We’ve seen 400-500 of our alumni in each region over the course of a year. That gives us the time to physically connect but always close—and say, you know, you can stay connected with us throughout the whole year on social media. With that, we’ll use the Facebook ads and digital postcards—it’s mixed-marketing.
Do alumni advocate for you on social informally?
Very informally. We’re looking at trying to formalize and build brand ambassadors this year.
Within that, do you have a plan or roadmap for how you want to identify those stronger advocates and what you do?
We have over 200,000 alumni and my accounts are 10% of that—5% sometimes. So it’s forever growing and connecting and bringing everyone together. At the same time, it’s highlighting those that could do it for us and acknowledging that they exist and motivate them to further share.
What social channels do you see your alumni most active on?
Facebook definitely has our older alumni and Instagram is our younger alumni. Twitter is across the board—it’s the middle-ground for everyone. But our current students are very well-connected to us on Instagram.
How does your office use SnapChat to connect?
We launched our Snapchat on April Fool’s day. We thought it would be great—like, “April Fools? Follow to find out.” So a lot of people followed us and with every new follower we sent them a photo, like, “This isn’t a joke, welcome to our Snapchat.”
So with that, I’ve explored filters and have successfully built two filters on our campus. People send Snapchat messages to us all the time. We reply back to everything.
When it comes to creating an advocacy program in higher education, where do you believe the biggest opportunities
It’s untapped opportunities. Higher ed is behind the other industries in terms of practices. Right now, social media is nonexistent or really slow across. You’ve got some major hitters—your bigger institutions—but for most institutions, they don’t think about it. Being able to look at those who can speak on your behalf and share on your behalf—it’s an extra force to help you out. Because trying to start it up on your own seems like a daunting task. If you have people who have a strong affinity for you and for your institution, use it. It’s a great resource. Right now it is just really untapped.
Do you have any final thoughts about creating advocacy?
Advocacy is like building an empire. It starts off by taking one little village at a time and then just quickly snowballs into something much larger. With every one little connection, you’re adding so much more. People in higher ed. look at this and say, “I can’t, there’s no way we can do this, it seems like it’s too daunting and too big,” but you just have to start with one person at a time. I can’t believe how quickly we’ve gone from 200 Instagram followers to roughly 10,000 Instagram followers in two years.
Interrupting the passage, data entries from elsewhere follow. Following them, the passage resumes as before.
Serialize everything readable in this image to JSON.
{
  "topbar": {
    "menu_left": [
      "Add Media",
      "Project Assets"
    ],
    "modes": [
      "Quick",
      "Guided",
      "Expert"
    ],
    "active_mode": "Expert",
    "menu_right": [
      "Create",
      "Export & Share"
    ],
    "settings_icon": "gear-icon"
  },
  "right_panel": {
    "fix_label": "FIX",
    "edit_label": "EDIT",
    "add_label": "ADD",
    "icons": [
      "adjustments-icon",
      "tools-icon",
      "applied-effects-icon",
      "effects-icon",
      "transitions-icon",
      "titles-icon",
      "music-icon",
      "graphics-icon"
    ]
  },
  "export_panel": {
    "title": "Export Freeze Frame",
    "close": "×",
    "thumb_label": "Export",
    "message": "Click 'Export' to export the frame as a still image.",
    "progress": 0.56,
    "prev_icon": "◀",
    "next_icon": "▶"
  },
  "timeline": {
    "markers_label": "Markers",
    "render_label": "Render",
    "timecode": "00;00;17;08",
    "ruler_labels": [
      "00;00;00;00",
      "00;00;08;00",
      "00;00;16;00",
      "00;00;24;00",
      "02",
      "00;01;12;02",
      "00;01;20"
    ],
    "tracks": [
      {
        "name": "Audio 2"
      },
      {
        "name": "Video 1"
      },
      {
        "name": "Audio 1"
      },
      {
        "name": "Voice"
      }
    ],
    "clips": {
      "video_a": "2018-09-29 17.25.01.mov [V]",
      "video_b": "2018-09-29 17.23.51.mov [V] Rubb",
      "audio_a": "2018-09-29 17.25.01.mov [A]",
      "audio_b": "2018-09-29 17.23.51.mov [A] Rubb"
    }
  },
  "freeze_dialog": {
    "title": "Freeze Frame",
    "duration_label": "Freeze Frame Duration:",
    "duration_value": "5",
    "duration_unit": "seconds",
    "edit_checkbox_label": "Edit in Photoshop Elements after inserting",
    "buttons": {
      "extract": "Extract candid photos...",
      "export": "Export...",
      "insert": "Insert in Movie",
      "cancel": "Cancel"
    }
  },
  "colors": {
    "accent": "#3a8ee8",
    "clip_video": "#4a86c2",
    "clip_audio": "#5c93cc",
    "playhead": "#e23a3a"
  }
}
Being in higher ed., people have an affinity to you. That relationship is a lot easier than you might think, in creating those advocates—they’re already advocates for you because they like you. It’s just being able to tap into that—that’s the hard part.